Afghanistan: hidden treasures from the National Museum, Kabul
Have fun exploring the exhibition Afghanistan: hidden treasures from the National Museum, Kabul and make some art of your own.
In 1988, these treasures from the National Museum in Kabul were hidden in vaults in the Central Bank at the presidential palace in Kabul. Only a few brave people, known as ‘key-holders’, knew where they were – they were the director and the curators. They risked their lives to keep the museum’s precious objects from being destroyed. After 15 years, the vaults were opened to reveal the treasures had survived.
Many of these treasures show influences from places like Greece, Rome, China and India. This is because Afghanistan lay at the heart of the Silk Road, the name given to ancient trade routes stretching from China to western Europe. It was along these routes that traders and travellers spread ideas, cultures, inventions and products.

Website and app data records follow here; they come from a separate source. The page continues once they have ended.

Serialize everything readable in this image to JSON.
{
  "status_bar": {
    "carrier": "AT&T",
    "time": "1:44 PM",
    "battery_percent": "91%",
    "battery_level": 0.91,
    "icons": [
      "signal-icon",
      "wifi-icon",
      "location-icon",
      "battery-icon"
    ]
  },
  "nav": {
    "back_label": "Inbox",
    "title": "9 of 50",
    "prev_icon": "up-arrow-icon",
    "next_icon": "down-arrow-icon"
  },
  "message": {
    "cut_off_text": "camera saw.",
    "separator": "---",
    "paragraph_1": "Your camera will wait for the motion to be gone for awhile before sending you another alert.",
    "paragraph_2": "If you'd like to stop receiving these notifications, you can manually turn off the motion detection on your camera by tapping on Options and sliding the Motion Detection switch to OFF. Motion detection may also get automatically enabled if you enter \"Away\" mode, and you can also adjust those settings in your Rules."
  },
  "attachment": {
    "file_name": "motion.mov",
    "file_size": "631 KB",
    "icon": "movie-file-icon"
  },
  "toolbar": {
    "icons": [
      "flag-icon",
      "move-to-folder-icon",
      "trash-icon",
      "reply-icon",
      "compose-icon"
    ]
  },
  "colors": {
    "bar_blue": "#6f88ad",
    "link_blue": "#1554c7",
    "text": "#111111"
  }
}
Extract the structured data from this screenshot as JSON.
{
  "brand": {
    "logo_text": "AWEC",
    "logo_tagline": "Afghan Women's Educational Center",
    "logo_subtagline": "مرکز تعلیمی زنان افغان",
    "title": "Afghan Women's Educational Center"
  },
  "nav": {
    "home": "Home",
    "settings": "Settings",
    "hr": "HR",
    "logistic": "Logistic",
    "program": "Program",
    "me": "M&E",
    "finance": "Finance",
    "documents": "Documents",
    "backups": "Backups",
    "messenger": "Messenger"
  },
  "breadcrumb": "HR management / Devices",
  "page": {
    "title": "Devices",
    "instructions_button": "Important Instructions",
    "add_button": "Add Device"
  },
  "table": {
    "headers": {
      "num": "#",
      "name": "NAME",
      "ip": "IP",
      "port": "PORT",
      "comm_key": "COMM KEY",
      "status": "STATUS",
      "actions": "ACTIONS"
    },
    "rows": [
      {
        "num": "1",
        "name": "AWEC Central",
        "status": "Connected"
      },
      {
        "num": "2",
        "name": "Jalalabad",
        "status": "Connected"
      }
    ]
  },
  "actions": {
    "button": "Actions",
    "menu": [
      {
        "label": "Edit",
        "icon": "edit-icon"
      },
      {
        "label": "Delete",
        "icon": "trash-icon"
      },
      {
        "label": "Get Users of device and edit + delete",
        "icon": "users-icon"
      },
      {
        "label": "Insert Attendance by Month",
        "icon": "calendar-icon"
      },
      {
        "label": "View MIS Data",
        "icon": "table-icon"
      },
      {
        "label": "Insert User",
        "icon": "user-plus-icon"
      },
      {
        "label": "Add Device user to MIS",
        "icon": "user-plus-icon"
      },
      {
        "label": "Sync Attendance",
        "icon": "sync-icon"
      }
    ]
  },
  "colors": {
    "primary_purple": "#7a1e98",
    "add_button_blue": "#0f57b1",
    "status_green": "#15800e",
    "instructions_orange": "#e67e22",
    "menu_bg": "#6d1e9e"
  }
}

Works in this children’s trail
- Medallion depicting a young man
- Water spout
- Statuette of Heracles
- Ceremonial plaque depicting Cybele
- Painted beaker
- Decorative plaque from a chair or throne
- Pair of pendants depicting the ‘dragon master
- Boot buckles
About our children’s trails
Our children’s trails are available online or as free printed booklets/sheets at the Gallery. They are designed to engage young children aged 6-12 with selected objects and images in the Gallery and our exhibitions. They present looking and interpreting, drawing and writing activities for children to do in front of the art with extension ideas for activities away from the Gallery.
Many of these suggestions can be adapted for use at home or in the classroom, even if you can’t visit or the particular artworks are not on display.